I wanted Enterprise to be like some of the politics-heavy episodes out of BSG. We're looking at the birth of The Federation, humanity's coming into age in a world of many species and galaxies full of different people. So much potential, so many backstories to fill in, so many different plotlines that could have been travelled; but alas....
Cloudane - Tue, Jan 21, 2014 - 5:39am (USA Central)
Jim says "I'm firmly convinced that some of you are already convinced you're going to hate every episode before you ever watch it."

Heh... there's a ring of truth to that. I'd heard from everyone else how terrible Enterprise was (and how mediocre Voyager was) and went in with low expectations.
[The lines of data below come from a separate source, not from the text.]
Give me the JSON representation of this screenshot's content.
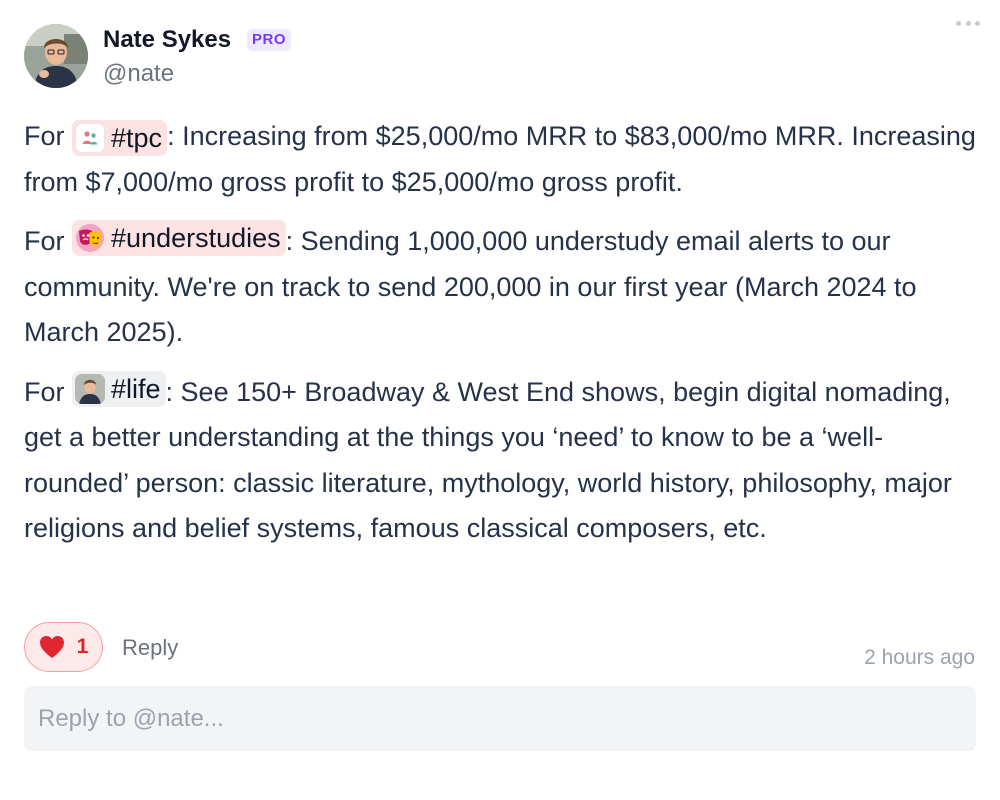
{
  "author": {
    "name": "Nate Sykes",
    "badge": "PRO",
    "handle": "@nate"
  },
  "post": {
    "paragraphs": [
      {
        "prefix": "For ",
        "tag": "#tpc",
        "tag_icon": "people-icon",
        "text": ": Increasing from $25,000/mo MRR to $83,000/mo MRR. Increasing from $7,000/mo gross profit to $25,000/mo gross profit."
      },
      {
        "prefix": "For ",
        "tag": "#understudies",
        "tag_icon": "theater-masks-icon",
        "text": ": Sending 1,000,000 understudy email alerts to our community. We're on track to send 200,000 in our first year (March 2024 to March 2025)."
      },
      {
        "prefix": "For ",
        "tag": "#life",
        "tag_icon": "avatar-photo-icon",
        "text": ": See 150+ Broadway & West End shows, begin digital nomading, get a better understanding at the things you ‘need’ to know to be a ‘well-rounded’ person: classic literature, mythology, world history, philosophy, major religions and belief systems, famous classical composers, etc."
      }
    ]
  },
  "actions": {
    "like_count": "1",
    "reply_label": "Reply",
    "timestamp": "2 hours ago"
  },
  "reply_box": {
    "placeholder": "Reply to @nate..."
  },
  "colors": {
    "accent_purple": "#7c3aed",
    "like_red": "#dc2626",
    "tag_bg": "#fde2e4"
  }
}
Overall I was not a fan of ENT at all, looking back. Especially a certain arc that drags itself out through season 3 and magnifies the least desirable aspects of a certain character I already didn't like much (American anger over 9/11 just had to be channelled through Trek. Forget all the Trekkian principles and morality, the eagle is angry! Bleh.) But like any Trek series it had its golden moments that make me glad to be able to say I've seen every single Trek episode - this is one of them.
Shane - Sun, Feb 23, 2014 - 5:39am (USA Central)
"If you don't comply, I have permission to destroy Enterprise."

"How do I know you won't destroy Enterprise anyway?"

"Captain Archer is no longer aboard Enterprise."

Ugh. I HATE that clunky dialog. The writer's insistence that everyone to refer to it solely as Enterprise no matter what is so damned annoying to me.

Toss in an occasional "the Enterprise", "the ship", or "my ship" dammit!

Submit a comment

Above, type the last name of the captain on Star Trek: TNG
Notify me about new comments on this page
Hide my e-mail on my post

Season Index

Copyright © 1994-2014, Jamahl Epsicokhan. All rights reserved. Unauthorized reproduction or distribution of any review or article on this site is prohibited. Star Trek (in all its myriad forms), Battlestar Galactica, and Gene Roddenberry's Andromeda are trademarks of CBS Studios Inc., NBC Universal, and Tribune Entertainment, respectively. This site is in no way affiliated with or authorized by any of those companies. | Copyright & Disclaimer